Traders also continue to watch the progress in efforts to revive the Iran nuclear deal. The country’s Foreign Minster said on Wednesday that it hopes to settle the remaining issues in the coming days, but that it won’t concede on its red lines “under any conditions”.
Headline crude prices have been subject to wild swings over the last week amid conflicting geopolitical headlines from Ukraine and the Iran Nuclear talks. Beyond that, Brent’s prompt spread has surged to an unprecedented level, indicating continued tight supply in the market. As tensions in Ukraine add to the risk of supply disruptions, the International Energy Agency said its members are ready to act to ensure global oil markets are adequately supplied.
“Most of the panic about the further escalation of the Russia-Ukraine conflict appears to have passed,” said Carsten Fritsch an analyst at Commerzbank AG. “The calmer mood on the market is likely to be due to a large extent to the fact that the sanctions on Russia agreed by the West so far are unlikely to hamper energy supplies.”
The U.S. is in discussions with oil exporters and importers to try to smooth any fallout from escalating hostilities and sanctions, Daleep Singh, Biden’s deputy national security advisor, said at the White House. The talks include tapping strategic oil reserves on top of the plan announced last year, he said.

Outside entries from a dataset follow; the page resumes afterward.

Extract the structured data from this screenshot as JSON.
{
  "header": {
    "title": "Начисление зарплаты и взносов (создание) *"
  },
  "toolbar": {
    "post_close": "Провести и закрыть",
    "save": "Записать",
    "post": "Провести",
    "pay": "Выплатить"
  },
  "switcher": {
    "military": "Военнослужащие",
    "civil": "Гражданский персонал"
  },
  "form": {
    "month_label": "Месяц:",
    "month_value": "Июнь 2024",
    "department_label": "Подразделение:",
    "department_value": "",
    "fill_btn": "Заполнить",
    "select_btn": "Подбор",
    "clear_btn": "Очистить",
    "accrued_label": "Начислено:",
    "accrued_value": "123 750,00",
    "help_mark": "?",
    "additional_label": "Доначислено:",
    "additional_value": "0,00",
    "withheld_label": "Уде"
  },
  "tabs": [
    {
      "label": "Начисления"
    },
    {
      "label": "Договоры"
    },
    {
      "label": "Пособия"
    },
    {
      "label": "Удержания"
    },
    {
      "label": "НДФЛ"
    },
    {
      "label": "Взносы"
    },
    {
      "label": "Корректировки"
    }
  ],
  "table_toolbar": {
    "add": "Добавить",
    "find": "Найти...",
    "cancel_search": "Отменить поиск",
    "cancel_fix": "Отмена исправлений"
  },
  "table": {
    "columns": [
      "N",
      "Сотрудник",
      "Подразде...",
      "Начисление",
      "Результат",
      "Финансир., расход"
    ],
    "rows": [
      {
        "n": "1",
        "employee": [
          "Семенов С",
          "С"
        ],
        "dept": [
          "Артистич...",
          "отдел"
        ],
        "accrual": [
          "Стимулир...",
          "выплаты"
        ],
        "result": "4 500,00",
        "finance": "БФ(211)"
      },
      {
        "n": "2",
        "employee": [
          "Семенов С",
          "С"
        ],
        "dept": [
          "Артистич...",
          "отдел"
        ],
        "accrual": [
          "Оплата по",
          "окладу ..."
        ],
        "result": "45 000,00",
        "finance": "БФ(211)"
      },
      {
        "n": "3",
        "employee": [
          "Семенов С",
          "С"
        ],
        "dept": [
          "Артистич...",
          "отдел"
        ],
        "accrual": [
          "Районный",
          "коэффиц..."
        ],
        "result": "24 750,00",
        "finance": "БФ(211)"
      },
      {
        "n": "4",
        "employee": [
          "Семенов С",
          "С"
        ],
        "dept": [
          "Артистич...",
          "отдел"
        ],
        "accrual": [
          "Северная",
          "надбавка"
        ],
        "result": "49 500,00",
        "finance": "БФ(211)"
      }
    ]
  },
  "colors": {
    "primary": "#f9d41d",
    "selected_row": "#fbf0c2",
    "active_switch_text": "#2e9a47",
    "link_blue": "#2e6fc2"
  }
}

One area of the market that is coming under pressure is the value of Russia’s Urals crude. The grade was offered at its biggest discount in at least a decade on Tuesday. At the same time a South Korean oil buyer purchased Middle Eastern crude as an alternative to Russian oil.